And thus endeth my spate of creativity. I have no projects currently in the works, so if my posting continues, we're going to have to talk about something other than quilting. So next week, it might either be the story of how my college boyfriend took me camping during our sophomore year and almost got us arrested or maybe a video of me demonstrating Shit Quilters Say (suggestions welcome).

Wednesday, February 1, 2012

A willy nilly post from my twisted little heart

Yep, another post. I have no idea either. I guess it's all the free time this stupid illness has afforded me, and who knows whether I'll be able to keep it up (odds are: no) but I'm enjoying it while it lasts. Even if I keep having to clean bits of lung tissue off my computer screen.

That damn Flippy Lip quilt, or whatever the hell I'm going to call it, should have been enough to keep me occupied last week, but no, I had to sign up for the GenQ Valentine swap. And I didn't exactly sign up for it. I said that if we ended up with an odd number of participants and we desperately needed one more to be able to match up that last individual with a swap partner then, yes, I would participate, and I got the word that my services would indeed be required just about the same time that I started to get sick.

I saw that my swap partner lived in the same city as one of my my GenQ cohorts, so I asked her (the GenQ cohort) if she was acquainted with her and she was.
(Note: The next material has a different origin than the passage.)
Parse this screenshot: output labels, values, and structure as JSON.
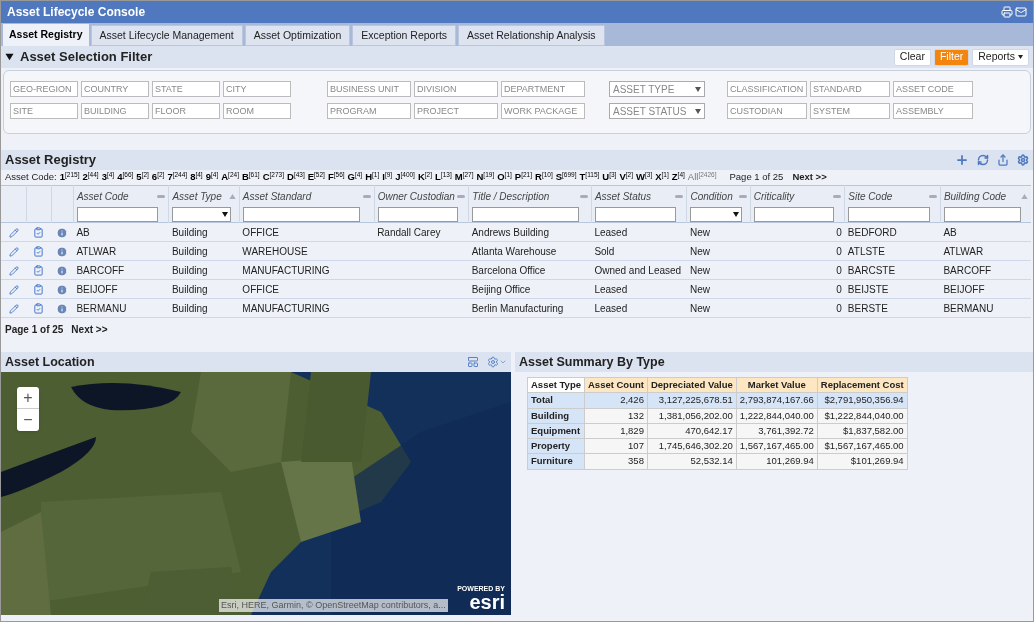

They are in a guild or mini-group together, and the cohort was kind enough to inform me that this individual was a bit conservative in her tastes and so perhaps I should not send anything festooned with penises. AS IF I WOULD. Geez, just because I have some fun here on my own personal space doesn't mean I just send that shit out to unsuspecting people all willy nilly (heh, heh, heh: "willy"). Give me a little credit for being an actual adult who doesn't go around flipping off cops and flashing little old men because she has no self control. I haven't done either of those things in months.

So for a week I laid in bed and worried about what the hell I was going to make, particularly after losing a week to Marburg 2: Electric Boogaloo. I decided that a mini quilt was my best option, since I don't know bupkiss about making cards and I couldn't imagine what else might be appropriate. If I wanted something heart-y I figured I could either go with applique or paper piecing and since applique can take a while, depending on the complexity, and, knowing me, I'd choose something akin to building a particle accelerator out of novelty fabric, I went with paper piecing.

I hadn't actually done any paper piecing since I made Alexander last year:

But I figured if I did it once, I could do it again. I went to the same place where I got the pattern for Alexander, because I remembered her having some interesting heart designs and I chose her Twisting Spiral Heart pattern. I love getting patterns by email. When I can buy Godiva key lime truffles via email and have them appear in my hand in mere minutes, I will die happy.

I wish I had some great story for you about how hard it was to put this together, but I don't. It was super easy and I really enjoyed making it. God, how fucking boring is that?

Quilting it scared the living daylights out of me and at first I only had the large border areas outside the heart quilted and I was going to leave the rest alone. But it needed the texture throughout the entire background, and even though I cannot control fabric under a needle very well at all, I held my breath and went for it. And it worked! I quilted in some itty bitty spaces and didn't end up lurching over into the areas I was trying to avoid. I'm starting to wonder if Mucinex has brain-focussing side effects they're not telling us about.

AND I have another mini-quilt that I made at Harper's request I hope to show you later this week, if she ever picks out a binding for it. It is her own design and it is totally fabulous, if you think royal purple, bright orange, and hot pink with red thread for quilting is fabulous, and why wouldn't you? I'm praying she goes for lime green for the binding so it can fry every possible neural circuit between my retina and my brain. I don't like to do anything halfway.